Seeing the Bigger QDIA Picture

Are custom solutions worth the effort? Is passive more appropriate than active? It all depends on the adviser and the client.

Art by Jam Dong

A close look at selecting and evaluating qualified default investment alternatives (QDIA) forces some questions about the value an adviser can add to the process. For instance, though advisers may be good at helping to craft custom funds, this might not always be appropriate.

Simply put, there are so many different low-cost, off-the-shelf solutions that most plan sponsors can typically find one that meets their needs, says Kevin Roloff, director of research at Francis Investment Counsel in Pewaukee, Wisconsin.

“When it comes to custom target-date funds, the juice very often isn’t worth the squeeze,” he adds. “The top off-the-shelf products from the big guys out there are well-resourced and well-run. It’s a tall task for any adviser who wants to match that quality.”

Ryan Gardner, managing partner and head of defined contribution (DC) at Fiducient Advisors in Windsor, Connecticut, echoes that idea.

“For the vast majority of plans, assuming participant savings levels are appropriate, [off-the-shelf] is probably a fine choice,” Gardner says. “The value for customization comes when you have a unique plan demographic, such as if participants are retiring earlier or if they have some other benefits outside the plan that will provide more income in retirement.”

Plans might also consider a custom approach if they have a particularly risk-tolerant demographic, or if plan sponsors have some other specific visions for asset class exposure, Gardner says.

Adding Value

Plans that are well-served by off-the-shelf solutions are often better off directing their resources toward finding an adviser who can focus on participant advice and plan design—two areas that have a significant impact on outcomes.

“We are huge proponents of personalized advice,” Roloff says. “I love target-date funds, but the only input they use is age. Personalized advice allows for other inputs such as goals, willingness to take on risk and assets outside the plan.”

Steve McKay, head of defined contribution investment only (DCIO) at Putnam Investments, says that anything plan advisers can do to promote plan engagement can make a plan more successful.

“Spending time to get the right plan design and the right education program and engagement program on an ongoing basis is really important long-term,” he adds. “Advisers haven’t always focused on that, but we’ve come a long way.”

Even if they’re not building custom funds, advisers can add value by helping plan sponsors select between the many TDFs available in market. Advisers can provide key guidance in analyzing, making and documenting these decisions.
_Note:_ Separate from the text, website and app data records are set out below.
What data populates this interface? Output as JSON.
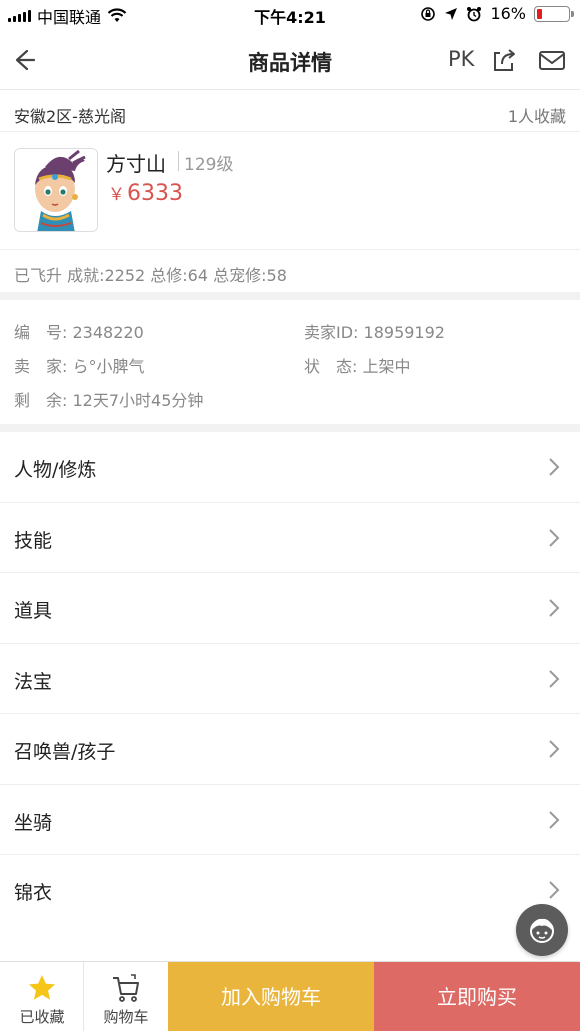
{
  "status_bar": {
    "carrier": "中国联通",
    "time": "下午4:21",
    "battery": "16%",
    "battery_level": 0.16,
    "icons": [
      "signal-icon",
      "wifi-icon",
      "orientation-lock-icon",
      "location-icon",
      "alarm-icon",
      "battery-icon"
    ]
  },
  "nav": {
    "title": "商品详情",
    "pk_label": "PK",
    "icons": [
      "back-arrow-icon",
      "share-icon",
      "mail-icon"
    ]
  },
  "server": {
    "name": "安徽2区-慈光阁",
    "favorites": "1人收藏"
  },
  "character": {
    "name": "方寸山",
    "level": "129级",
    "currency": "￥",
    "price": "6333",
    "stats": "已飞升 成就:2252 总修:64 总宠修:58"
  },
  "info": {
    "id_label": "编　号:",
    "id_value": "2348220",
    "seller_id_label": "卖家ID:",
    "seller_id_value": "18959192",
    "seller_label": "卖　家:",
    "seller_value": "ら°小脾气",
    "status_label": "状　态:",
    "status_value": "上架中",
    "remain_label": "剩　余:",
    "remain_value": "12天7小时45分钟"
  },
  "menu": {
    "items": [
      {
        "label": "人物/修炼"
      },
      {
        "label": "技能"
      },
      {
        "label": "道具"
      },
      {
        "label": "法宝"
      },
      {
        "label": "召唤兽/孩子"
      },
      {
        "label": "坐骑"
      },
      {
        "label": "锦衣"
      }
    ]
  },
  "bottom_bar": {
    "favorited_label": "已收藏",
    "cart_label": "购物车",
    "add_to_cart": "加入购物车",
    "buy_now": "立即购买"
  },
  "colors": {
    "price": "#d9534f",
    "add_to_cart_bg": "#e9b53c",
    "buy_now_bg": "#de6a66",
    "star": "#f5c518"
  }
}
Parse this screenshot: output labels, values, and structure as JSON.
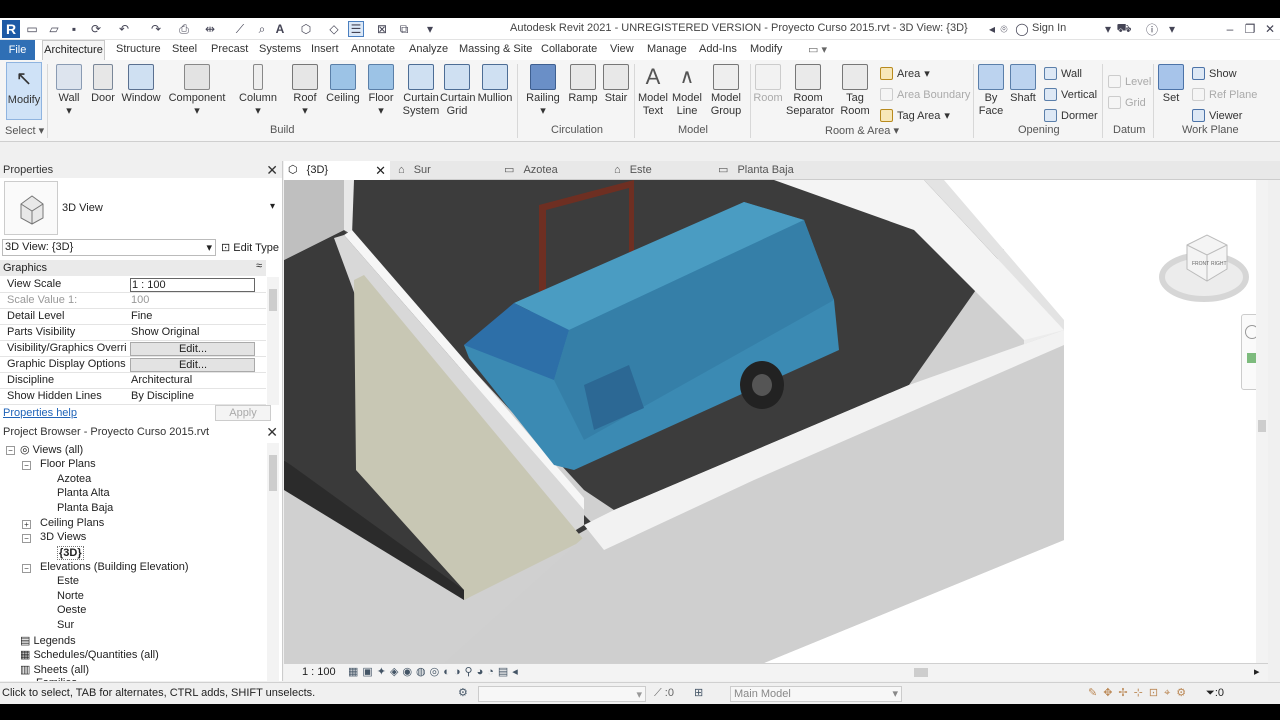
{
  "title": "Autodesk Revit 2021 - UNREGISTERED VERSION - Proyecto Curso 2015.rvt - 3D View: {3D}",
  "sign_in": "Sign In",
  "menu_tabs": [
    "File",
    "Architecture",
    "Structure",
    "Steel",
    "Precast",
    "Systems",
    "Insert",
    "Annotate",
    "Analyze",
    "Massing & Site",
    "Collaborate",
    "View",
    "Manage",
    "Add-Ins",
    "Modify"
  ],
  "ribbon": {
    "modify": "Modify",
    "select": "Select",
    "build": [
      "Wall",
      "Door",
      "Window",
      "Component",
      "Column",
      "Roof",
      "Ceiling",
      "Floor",
      "Curtain System",
      "Curtain Grid",
      "Mullion"
    ],
    "circulation": [
      "Railing",
      "Ramp",
      "Stair"
    ],
    "model": [
      "Model Text",
      "Model Line",
      "Model Group"
    ],
    "room": [
      "Room",
      "Room Separator",
      "Tag Room"
    ],
    "room_small": [
      "Area",
      "Area Boundary",
      "Tag Area"
    ],
    "opening": [
      "By Face",
      "Shaft"
    ],
    "opening_small": [
      "Wall",
      "Vertical",
      "Dormer"
    ],
    "datum": [
      "Level",
      "Grid"
    ],
    "workplane": [
      "Set"
    ],
    "workplane_small": [
      "Show",
      "Ref Plane",
      "Viewer"
    ],
    "groups": {
      "build": "Build",
      "circulation": "Circulation",
      "model": "Model",
      "room": "Room & Area",
      "opening": "Opening",
      "datum": "Datum",
      "workplane": "Work Plane"
    }
  },
  "properties": {
    "title": "Properties",
    "type_name": "3D View",
    "selector": "3D View: {3D}",
    "edit_type": "Edit Type",
    "section": "Graphics",
    "rows": [
      {
        "k": "View Scale",
        "v": "1 : 100"
      },
      {
        "k": "Scale Value    1:",
        "v": "100"
      },
      {
        "k": "Detail Level",
        "v": "Fine"
      },
      {
        "k": "Parts Visibility",
        "v": "Show Original"
      },
      {
        "k": "Visibility/Graphics Overri...",
        "v": "Edit..."
      },
      {
        "k": "Graphic Display Options",
        "v": "Edit..."
      },
      {
        "k": "Discipline",
        "v": "Architectural"
      },
      {
        "k": "Show Hidden Lines",
        "v": "By Discipline"
      }
    ],
    "help": "Properties help",
    "apply": "Apply"
  },
  "browser": {
    "title": "Project Browser - Proyecto Curso 2015.rvt",
    "items": [
      "Views (all)",
      "Floor Plans",
      "Azotea",
      "Planta Alta",
      "Planta Baja",
      "Ceiling Plans",
      "3D Views",
      "{3D}",
      "Elevations (Building Elevation)",
      "Este",
      "Norte",
      "Oeste",
      "Sur",
      "Legends",
      "Schedules/Quantities (all)",
      "Sheets (all)",
      "Families"
    ]
  },
  "view_tabs": [
    "{3D}",
    "Sur",
    "Azotea",
    "Este",
    "Planta Baja"
  ],
  "viewcube": {
    "front": "FRONT",
    "right": "RIGHT"
  },
  "view_scale": "1 : 100",
  "status": {
    "hint": "Click to select, TAB for alternates, CTRL adds, SHIFT unselects.",
    "sel_count": ":0",
    "model": "Main Model",
    "filter": ":0"
  },
  "colors": {
    "accent": "#2f6fb5",
    "car": "#3d8fb5",
    "wall": "#dcdcdc",
    "floor": "#3a3a3a"
  }
}
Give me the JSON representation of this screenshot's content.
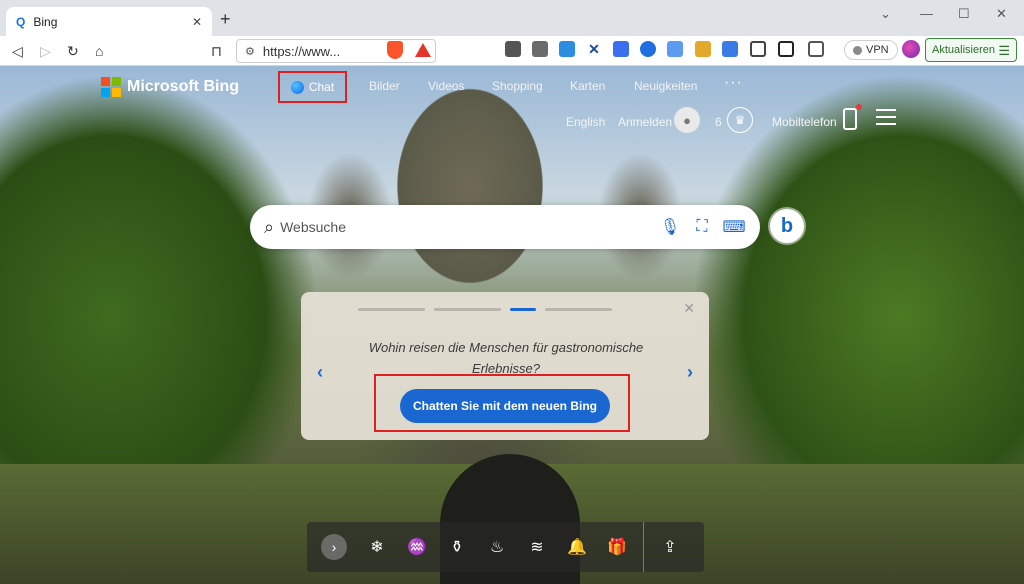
{
  "browser": {
    "tab_title": "Bing",
    "tab_favicon": "Q",
    "new_tab": "+",
    "url": "https://www...",
    "vpn_label": "VPN",
    "update_label": "Aktualisieren"
  },
  "bing": {
    "logo_text": "Microsoft Bing",
    "nav": {
      "chat": "Chat",
      "images": "Bilder",
      "videos": "Videos",
      "shopping": "Shopping",
      "maps": "Karten",
      "news": "Neuigkeiten",
      "more": "···"
    },
    "language": "English",
    "sign_in": "Anmelden",
    "rewards_count": "6",
    "mobile": "Mobiltelefon",
    "search_placeholder": "Websuche",
    "card": {
      "question": "Wohin reisen die Menschen für gastronomische Erlebnisse?",
      "cta": "Chatten Sie mit dem neuen Bing",
      "active_step": 3,
      "total_steps": 4
    }
  },
  "colors": {
    "accent": "#1b67d2",
    "highlight_frame": "#e02020"
  },
  "icons": [
    "back-icon",
    "forward-icon",
    "reload-icon",
    "home-icon",
    "bookmark-icon",
    "brave-shield-icon",
    "search-icon",
    "microphone-icon",
    "visual-search-icon",
    "keyboard-icon",
    "copilot-icon"
  ]
}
For example, while a low-cost, passive fund can be a safe route from a fiduciary perspective, they’re not the best choice for every plan.

“There are a number of active target-date providers that are high quality and have a long history,” Roloff says. “We readily endorse those when a plan sponsor has the appetite for the increased onus of monitoring an active manager.”

Plus, with the race to the bottom in fees, the fee gap between active and passive funds has closed significantly, making advisers’ input all the more important.

“Active management, especially among the target-date providers that have a lot of assets, is actually pretty darn cheap,” Roloff says. “They’re very competitive in terms of free structures and sheer size. The have continuously passed along savings to participants in the form of fee reductions.”